Double Glazing advice

  Esc4p3 21:41 30 Jan 11
Locked

Hi,

Our double glazing has been installed for 10 years or so and looks to be in good shape. Having said that we get the feeling that the glazing is not working as well as it should as our house seems to be getting colder. The back bedroom in particular seems to be getting a draft from somewhere.

Do you have to maintain double glazing, does it wear out? Are there any experts out there who can help me look for signs of wear and tear, and how long should double glazing last.

Any advice greatly received.

  Forum Editor 22:32 30 Jan 11

Double-glazed units typically have an effective lifespan of between 10 and 25 years.

How long they last depends on many things - how ell they were made in the first place, the way they are installed, and environmental conditions.

If you're getting a draught in a room the cause is more likely to be a failed or ill-fitting frame seal, rather than the unit itself. When the units fail you'll see a faint misting inside the unit itself, indicating that the seal between the two pieces of glass has failed, and is allowing air inside. When that happens there's nothing you can do, the unit must be replaced.

  birdface 22:52 30 Jan 11

Maybe you need cavity wall insulation.
You could get it done free from the council but not sure if it has been stopped recently.
Or maybe the Mastic filler around the outside of the windows has shrunk or decayed.

  jakimo 01:37 31 Jan 11

Do not be in to much of a hurry to replace your sealed units,as the outside temperature (sever cold e.g)can have a bearing on the efficiency of double glazing units, (Scandinavian Countries install triple glazing to overcome this)

  morddwyd 07:34 31 Jan 11

I can confirm the FE's comment that in the event of failure you will see condensation between the two glass panes.

I had one go just like this a few years ago.

It took them something under a minute to replace it!

Very unlikely that they would all go at once.

  Esc4p3 09:10 31 Jan 11

Thanks for the replies. There is no misting inside the unit, we did have that with one unit and it was obvious the unit failed. I think it is more likely the frame seal or the mastic filler around the outside of the windows. We did get a reputable fitter who manufactured their own units although in the last year or so they have gone out of business. Is there a test I could do to further investigate or is a matter of close inspection?
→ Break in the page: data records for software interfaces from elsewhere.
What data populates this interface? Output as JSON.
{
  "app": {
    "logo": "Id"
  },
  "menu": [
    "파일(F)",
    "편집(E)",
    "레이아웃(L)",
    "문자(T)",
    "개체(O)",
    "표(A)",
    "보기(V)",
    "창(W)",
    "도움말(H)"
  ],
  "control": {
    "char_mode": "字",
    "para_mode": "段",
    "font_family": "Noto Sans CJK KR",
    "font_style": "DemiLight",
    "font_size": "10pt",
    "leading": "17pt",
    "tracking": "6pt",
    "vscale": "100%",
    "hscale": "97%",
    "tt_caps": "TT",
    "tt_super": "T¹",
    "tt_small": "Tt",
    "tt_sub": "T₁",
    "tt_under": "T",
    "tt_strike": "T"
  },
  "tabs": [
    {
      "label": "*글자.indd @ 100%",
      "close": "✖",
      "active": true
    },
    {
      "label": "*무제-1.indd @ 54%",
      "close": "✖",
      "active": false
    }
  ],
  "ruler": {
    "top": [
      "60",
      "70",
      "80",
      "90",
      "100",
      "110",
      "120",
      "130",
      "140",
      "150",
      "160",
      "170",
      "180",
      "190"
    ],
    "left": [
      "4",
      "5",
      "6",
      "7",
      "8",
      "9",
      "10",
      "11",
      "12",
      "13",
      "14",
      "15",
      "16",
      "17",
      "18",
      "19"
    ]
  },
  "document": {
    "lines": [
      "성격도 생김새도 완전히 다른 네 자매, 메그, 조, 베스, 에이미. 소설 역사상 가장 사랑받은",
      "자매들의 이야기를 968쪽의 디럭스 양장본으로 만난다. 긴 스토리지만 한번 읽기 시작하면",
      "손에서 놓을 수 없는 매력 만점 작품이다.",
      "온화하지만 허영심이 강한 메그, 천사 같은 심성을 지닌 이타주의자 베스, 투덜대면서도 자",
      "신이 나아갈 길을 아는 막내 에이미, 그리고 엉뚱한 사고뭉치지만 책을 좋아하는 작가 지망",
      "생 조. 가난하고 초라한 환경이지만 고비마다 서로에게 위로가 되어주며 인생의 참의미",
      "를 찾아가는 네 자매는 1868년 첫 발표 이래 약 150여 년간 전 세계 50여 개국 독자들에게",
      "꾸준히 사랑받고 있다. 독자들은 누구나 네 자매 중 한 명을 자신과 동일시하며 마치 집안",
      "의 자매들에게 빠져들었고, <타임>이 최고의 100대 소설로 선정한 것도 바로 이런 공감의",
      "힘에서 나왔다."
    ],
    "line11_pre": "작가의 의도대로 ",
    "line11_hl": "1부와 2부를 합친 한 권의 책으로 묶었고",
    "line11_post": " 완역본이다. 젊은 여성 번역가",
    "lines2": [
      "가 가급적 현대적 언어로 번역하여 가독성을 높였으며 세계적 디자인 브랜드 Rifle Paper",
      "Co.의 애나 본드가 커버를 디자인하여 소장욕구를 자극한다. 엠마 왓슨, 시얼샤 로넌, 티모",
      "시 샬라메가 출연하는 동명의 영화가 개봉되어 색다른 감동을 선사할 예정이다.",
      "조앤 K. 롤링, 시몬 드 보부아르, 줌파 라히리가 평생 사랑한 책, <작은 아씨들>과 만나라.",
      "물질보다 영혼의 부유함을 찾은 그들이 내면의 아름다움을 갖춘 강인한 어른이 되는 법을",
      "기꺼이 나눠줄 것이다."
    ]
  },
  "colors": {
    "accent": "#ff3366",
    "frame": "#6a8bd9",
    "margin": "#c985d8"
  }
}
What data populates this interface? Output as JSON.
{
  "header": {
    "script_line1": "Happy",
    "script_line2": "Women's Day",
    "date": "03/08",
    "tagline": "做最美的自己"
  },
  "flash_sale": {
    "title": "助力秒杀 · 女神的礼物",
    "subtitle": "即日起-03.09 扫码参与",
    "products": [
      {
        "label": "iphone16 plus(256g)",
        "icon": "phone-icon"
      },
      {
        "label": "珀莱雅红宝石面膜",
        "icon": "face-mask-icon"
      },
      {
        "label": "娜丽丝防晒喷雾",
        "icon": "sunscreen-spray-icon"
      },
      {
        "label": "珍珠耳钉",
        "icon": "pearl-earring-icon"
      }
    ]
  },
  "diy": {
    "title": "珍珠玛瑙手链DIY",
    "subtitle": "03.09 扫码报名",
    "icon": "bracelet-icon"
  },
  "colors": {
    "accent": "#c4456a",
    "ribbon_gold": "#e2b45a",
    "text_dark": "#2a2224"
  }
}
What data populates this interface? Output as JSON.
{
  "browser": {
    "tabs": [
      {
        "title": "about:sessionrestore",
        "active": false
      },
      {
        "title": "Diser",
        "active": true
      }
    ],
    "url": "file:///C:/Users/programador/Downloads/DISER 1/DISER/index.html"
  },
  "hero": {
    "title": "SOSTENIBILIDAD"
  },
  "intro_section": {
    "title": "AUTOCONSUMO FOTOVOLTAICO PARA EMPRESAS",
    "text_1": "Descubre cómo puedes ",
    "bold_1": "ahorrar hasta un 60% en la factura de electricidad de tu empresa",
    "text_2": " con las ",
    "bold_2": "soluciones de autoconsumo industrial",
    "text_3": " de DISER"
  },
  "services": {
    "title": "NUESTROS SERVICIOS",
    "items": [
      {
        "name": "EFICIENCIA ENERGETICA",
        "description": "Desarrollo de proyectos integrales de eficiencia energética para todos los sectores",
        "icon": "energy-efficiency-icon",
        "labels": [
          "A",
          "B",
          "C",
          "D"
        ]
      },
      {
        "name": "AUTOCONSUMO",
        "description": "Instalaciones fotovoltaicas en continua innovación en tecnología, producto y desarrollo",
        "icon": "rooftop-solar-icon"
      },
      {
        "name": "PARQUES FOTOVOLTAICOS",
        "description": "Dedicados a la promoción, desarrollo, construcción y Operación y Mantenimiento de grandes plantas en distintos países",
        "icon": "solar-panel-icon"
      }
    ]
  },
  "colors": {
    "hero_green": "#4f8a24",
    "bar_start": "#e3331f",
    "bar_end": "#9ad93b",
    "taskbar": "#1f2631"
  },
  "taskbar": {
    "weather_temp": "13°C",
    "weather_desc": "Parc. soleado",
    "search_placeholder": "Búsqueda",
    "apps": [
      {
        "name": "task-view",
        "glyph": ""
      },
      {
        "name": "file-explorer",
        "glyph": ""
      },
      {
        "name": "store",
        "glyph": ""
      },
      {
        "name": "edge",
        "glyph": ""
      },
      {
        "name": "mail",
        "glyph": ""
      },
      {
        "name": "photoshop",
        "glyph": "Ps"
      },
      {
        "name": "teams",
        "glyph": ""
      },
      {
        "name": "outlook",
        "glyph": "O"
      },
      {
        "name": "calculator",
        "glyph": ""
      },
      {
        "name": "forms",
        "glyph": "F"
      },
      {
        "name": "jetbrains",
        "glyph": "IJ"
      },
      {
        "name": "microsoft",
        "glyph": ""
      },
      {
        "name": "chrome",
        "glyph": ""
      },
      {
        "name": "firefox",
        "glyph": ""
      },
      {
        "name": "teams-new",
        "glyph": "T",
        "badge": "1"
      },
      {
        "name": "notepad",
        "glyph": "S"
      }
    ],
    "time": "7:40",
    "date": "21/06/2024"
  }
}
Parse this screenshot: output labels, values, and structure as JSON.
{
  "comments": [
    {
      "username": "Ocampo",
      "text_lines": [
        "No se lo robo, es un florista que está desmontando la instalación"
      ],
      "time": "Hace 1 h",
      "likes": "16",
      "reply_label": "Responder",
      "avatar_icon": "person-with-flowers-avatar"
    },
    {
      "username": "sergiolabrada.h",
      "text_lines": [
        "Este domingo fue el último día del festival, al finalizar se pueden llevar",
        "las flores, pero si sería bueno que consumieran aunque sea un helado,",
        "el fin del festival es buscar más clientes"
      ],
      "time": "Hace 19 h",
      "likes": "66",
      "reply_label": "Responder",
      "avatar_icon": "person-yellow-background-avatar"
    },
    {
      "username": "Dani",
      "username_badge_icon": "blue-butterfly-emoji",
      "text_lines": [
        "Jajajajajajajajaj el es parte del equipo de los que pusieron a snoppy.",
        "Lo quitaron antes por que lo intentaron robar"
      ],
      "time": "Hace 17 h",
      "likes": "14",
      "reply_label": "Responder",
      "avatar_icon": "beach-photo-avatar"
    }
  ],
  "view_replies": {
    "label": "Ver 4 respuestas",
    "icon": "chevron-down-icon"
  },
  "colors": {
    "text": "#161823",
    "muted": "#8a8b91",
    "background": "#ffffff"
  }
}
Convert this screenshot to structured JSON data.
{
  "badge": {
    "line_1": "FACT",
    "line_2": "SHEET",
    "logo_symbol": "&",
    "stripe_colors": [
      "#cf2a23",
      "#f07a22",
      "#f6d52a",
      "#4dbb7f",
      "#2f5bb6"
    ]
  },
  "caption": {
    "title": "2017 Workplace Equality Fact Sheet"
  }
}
If the frame seals are not fitting correctly or perished are they replaceable, is the window 'mounting' adjustable to make the window fit better? Or do I just call in the experts!

  Esc4p3 09:11 31 Jan 11

Meant to say, I think we have cavity wall insulation as there are drill holes in the wall and white bits coming out of the air vents in the loft space. The house was built in the early 80's by McLean (I think)

  bjh 09:25 31 Jan 11

Close inspection may bear fruit. A candle will help locate draughts (mind the nylon curtains, though). Mastic is easy to replace; there is often movement between the frame and the structure of the house. This is normal, and doesn't mean the units are failing, or that the house is falling down ;)

If there is a wideish gap at any point, it is often worth removing the older sealent (pull it/sharp knife may help) and to replace it with a good solid bead of mastic that squeezes itself deep into the frame/house gap. Better for insulation that way.

Remember that, for all its insulatory properties, double glazing is significantly improved by closing curtains at night.

  Forum Editor 09:33 31 Jan 11

in position are easily replaced, but it's very unlikely that these are the culprits. It's more likely that the problem is the frame seal, as I mentioned in my first post.

If you use a mastic to replace the seal, make sure you use the non-setting type, otherwise you'll be back in the same boat very quickly.

Thermal movement differentials between different materials are commonplace and nothing to worry about.

  Esc4p3 09:42 31 Jan 11

Thanks FE. Just to clarify, so that I know what you mean. Is a frame seal:

The seal between the window and the double glazing unit

or

The seal beween the window and the windows frame

I am not a very savvy DIY'er, hence the noob questions!

  birdface 11:08 31 Jan 11

It is The seal between the window and the double glazing unit.
If this had a fault your windows would mist up inside.
So the problem is probably the mastic fitting on the outside of the window..
Mind you having seen some cowboy builders on the TV I would have a look under the sill inside and outside just to make sure they filled the holes up.
Check the mastic filling on the outside it should be about quarter of an inch thick or just a bit more.

This thread is now locked and can not be replied to.

Sniper Elite 4 review: Headshotting Nazis has never felt so good

1995-2015: How technology has changed the world in 20 years

The Best Design, Illustration, Animation and VFX Awards of 2017

WWDC 2017 dates: How to get WWDC 2017 tickets, when is WWDC 2017 and more details announced